The latest Symantec Internet Security Threat Report has found that Web-based threats, such as botnets, have become widespread and more sophisticated.

The security firm logged over 1.6 million new threats in 2008 which nearly account for 60 percent of all signatures that it has created to date.

"As malicious code continues to grow at a record pace we're also seeing that attackers have shifted away from mass distribution of a few threats to micro-distribution of millions of distinct threats," said Stephen Trilling, vice president at Symantec Security Technology and Response.

Legitimate websites can sometimes host malicious code, Symantec warned. "In the case of a popular, trusted site with high traffic, this can yield thousands of compromises from a single attack," said the Symantec report. Websites operated by the United Nations and the British government were used last year to deliver malicious material to visitors without their knowledge, the report said.

In its EMEA report, which highlights findings from Europe, the Middle East and Africa, Symantec said it had observed an average of 32,188 active bots per day in the EMEA region in 2008, a 47 percent increase from 2007, when 21,864 active bots were detected.

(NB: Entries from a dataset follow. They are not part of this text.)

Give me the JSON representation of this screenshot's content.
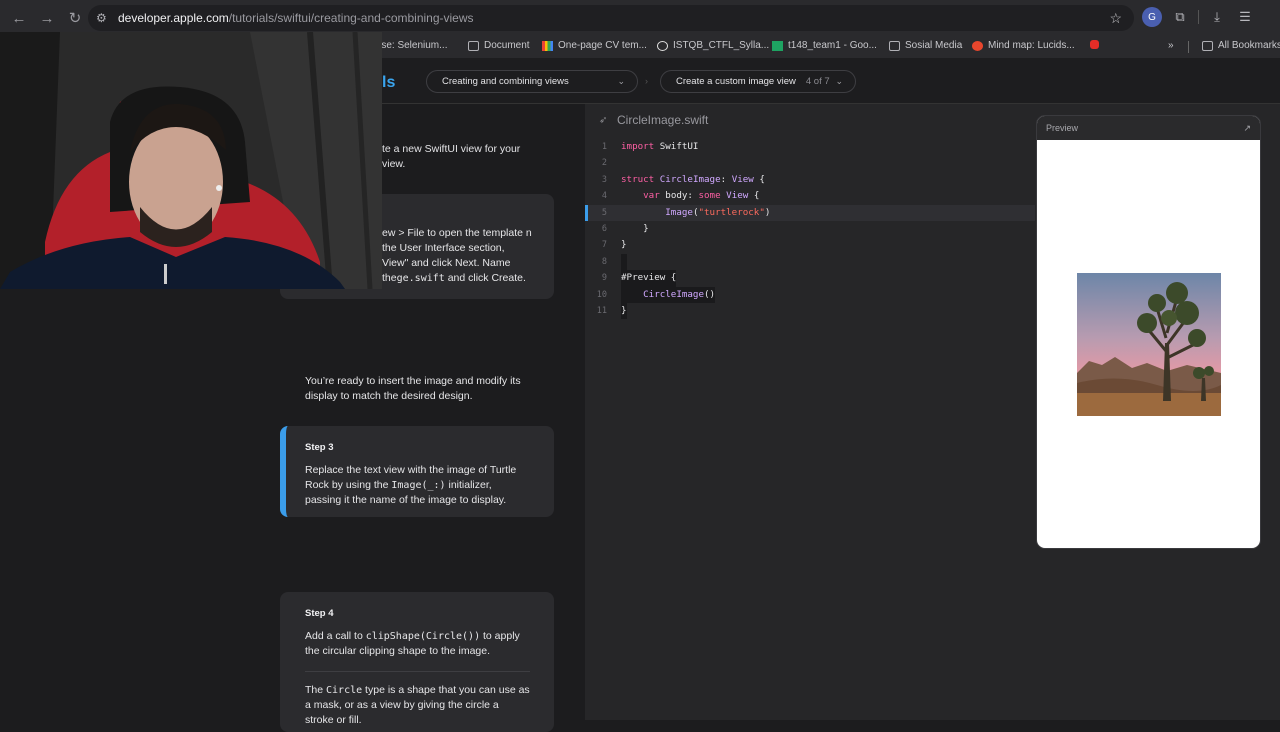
{
  "browser": {
    "url_domain": "developer.apple.com",
    "url_path": "/tutorials/swiftui/creating-and-combining-views",
    "bookmarks": [
      {
        "label": "rse: Selenium...",
        "icon": "google-favicon-icon"
      },
      {
        "label": "Document",
        "icon": "folder-icon"
      },
      {
        "label": "One-page CV tem...",
        "icon": "google-favicon-icon"
      },
      {
        "label": "ISTQB_CTFL_Sylla...",
        "icon": "globe-icon"
      },
      {
        "label": "t148_team1 - Goo...",
        "icon": "sheets-icon"
      },
      {
        "label": "Sosial Media",
        "icon": "folder-icon"
      },
      {
        "label": "Mind map: Lucids...",
        "icon": "lucid-icon"
      },
      {
        "label": "",
        "icon": "youtube-icon"
      }
    ],
    "more_bookmarks": "»",
    "all_bookmarks": "All Bookmarks"
  },
  "subnav": {
    "brand_fragment": "ls",
    "tutorial_select": "Creating and combining views",
    "section_select": "Create a custom image view",
    "section_counter": "4 of 7"
  },
  "steps": {
    "intro": "te a new SwiftUI view for your view.",
    "card_a": "ew > File to open the template n the User Interface section, View\" and click Next. Name the",
    "card_a_mono": "ge.swift",
    "card_a_tail": " and click Create.",
    "ready": "You’re ready to insert the image and modify its display to match the desired design.",
    "step3_title": "Step 3",
    "step3_pre": "Replace the text view with the image of Turtle Rock by using the ",
    "step3_mono": "Image(_:)",
    "step3_post": " initializer, passing it the name of the image to display.",
    "step4_title": "Step 4",
    "step4_pre": "Add a call to ",
    "step4_mono": "clipShape(Circle())",
    "step4_post": " to apply the circular clipping shape to the image.",
    "step4b_pre": "The ",
    "step4b_mono": "Circle",
    "step4b_post": " type is a shape that you can use as a mask, or as a view by giving the circle a stroke or fill."
  },
  "editor": {
    "filename": "CircleImage.swift",
    "lines": [
      {
        "n": "1",
        "t": "import SwiftUI"
      },
      {
        "n": "2",
        "t": ""
      },
      {
        "n": "3",
        "t": "struct CircleImage: View {"
      },
      {
        "n": "4",
        "t": "    var body: some View {"
      },
      {
        "n": "5",
        "t": "        Image(\"turtlerock\")"
      },
      {
        "n": "6",
        "t": "    }"
      },
      {
        "n": "7",
        "t": "}"
      },
      {
        "n": "8",
        "t": ""
      },
      {
        "n": "9",
        "t": "#Preview {"
      },
      {
        "n": "10",
        "t": "    CircleImage()"
      },
      {
        "n": "11",
        "t": "}"
      }
    ]
  },
  "preview": {
    "title": "Preview",
    "expand_icon": "↗"
  },
  "colors": {
    "accent": "#3b9dea",
    "keyword": "#fc5fa3",
    "type": "#d0a8ff",
    "string": "#fc6a5d"
  }
}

For the second year running, the UK had the second highest level of malicious online activity in the Europe, with 11 percent of the region’s total. Germany topped the league with 14 percent.